The other requires courage, not only to speak your mind, but to understand the reasons you believe what you do, question whether your beliefs should be imposed on other people and, hardest of all, actually listen to what other people have to say even when they don't agree with you. Even when you're annoyed or offended by their beliefs.
That's how the marketplace of ideas is supposed to work. That's the goal the founders tried to write into the Constitution.
It's what Arizona has tried to ban, in schools, on the telephone and across the Internet.
It's more than a sloppy reading of a poorly written law. It's a violation of the most fundamental responsibilities of being an American.
Speaking English? Easy. Talking like an American, and listening when others do the same? Not so easy. Especially in Arizona.
More from Mencken:
"Democracy is the art and science of running the circus from the monkey-cage." – H. L. Mencken, A Mencken Chrestomathy (1949)
- "As democracy is perfected, the office of president represents, more and more closely, the inner soul of the people. On some great and glorious day the plain folks of the land will reach their heart's desire at last and the White House will be adorned by a downright moron." — H. L. Mencken, Baltimore Evening Sun, July 26, 1920
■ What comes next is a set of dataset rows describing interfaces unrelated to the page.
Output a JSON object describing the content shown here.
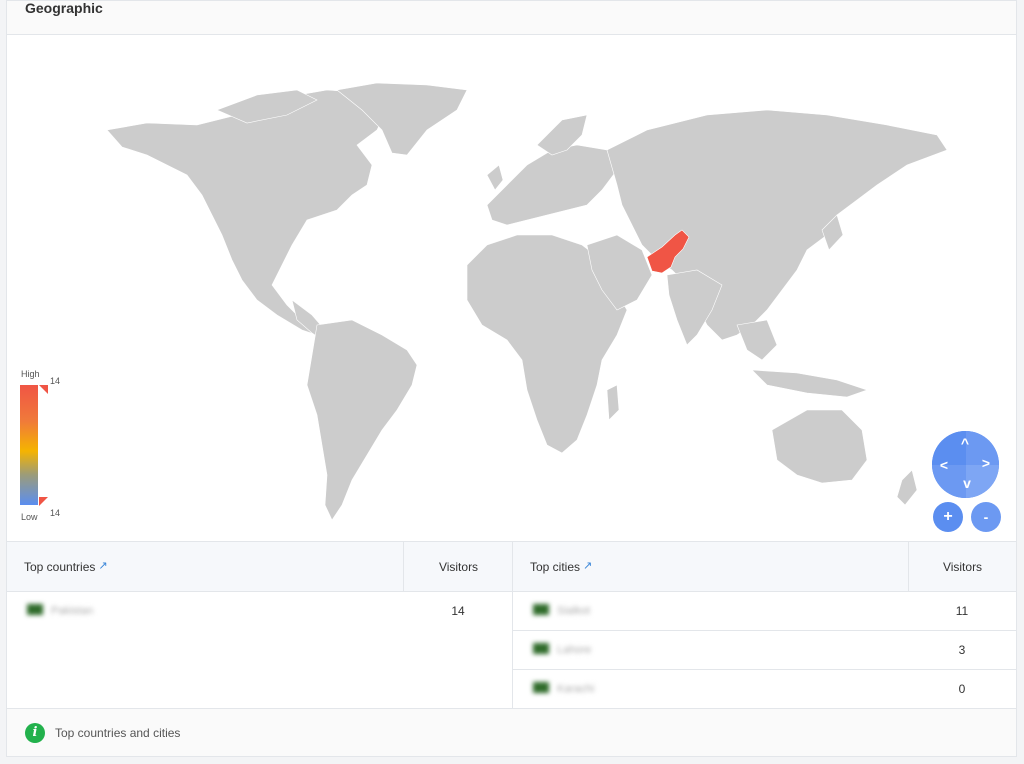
{
  "panel": {
    "title": "Geographic"
  },
  "legend": {
    "high_label": "High",
    "low_label": "Low",
    "max_value": "14",
    "min_value": "14"
  },
  "map": {
    "land_color": "#cccccc",
    "highlight_color": "#f05545",
    "highlighted_country": "Pakistan"
  },
  "nav": {
    "up": "^",
    "left": "<",
    "right": ">",
    "down": "v",
    "zoom_in": "+",
    "zoom_out": "-"
  },
  "countries_table": {
    "header": "Top countries",
    "visitors_header": "Visitors",
    "rows": [
      {
        "name": "Pakistan",
        "visitors": "14"
      }
    ]
  },
  "cities_table": {
    "header": "Top cities",
    "visitors_header": "Visitors",
    "rows": [
      {
        "name": "Sialkot",
        "visitors": "11"
      },
      {
        "name": "Lahore",
        "visitors": "3"
      },
      {
        "name": "Karachi",
        "visitors": "0"
      }
    ]
  },
  "footer": {
    "text": "Top countries and cities"
  }
}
- "Philosophy consists very largely of one philosopher arguing that all other philosophers are jackasses. He usually proves it, and I should add that he also usually proves that he is one himself." – H. L. Mencken, Minority Report: Notebooks, No. 57 (1956)
- "No one ever heard of the truth being enforced by law. Whenever the secular arm is called in to sustain an idea, whether new or old, it is always a bad idea, and not infrequently it is downright idiotic." – H. L. Mencken
- "All I ask is equal freedom. When it is denied, as it always is, I take it anyhow." – H. L. Mencken, H. L. Off the Grand Banks , 1925
Read more of Kevin Fogarty's CoreIT blog and follow the latest IT news at ITworld. Follow Kevin on Twitter at @KevinFogarty. For the latest IT news, analysis and how-tos, follow ITworld on Twitter and Facebook.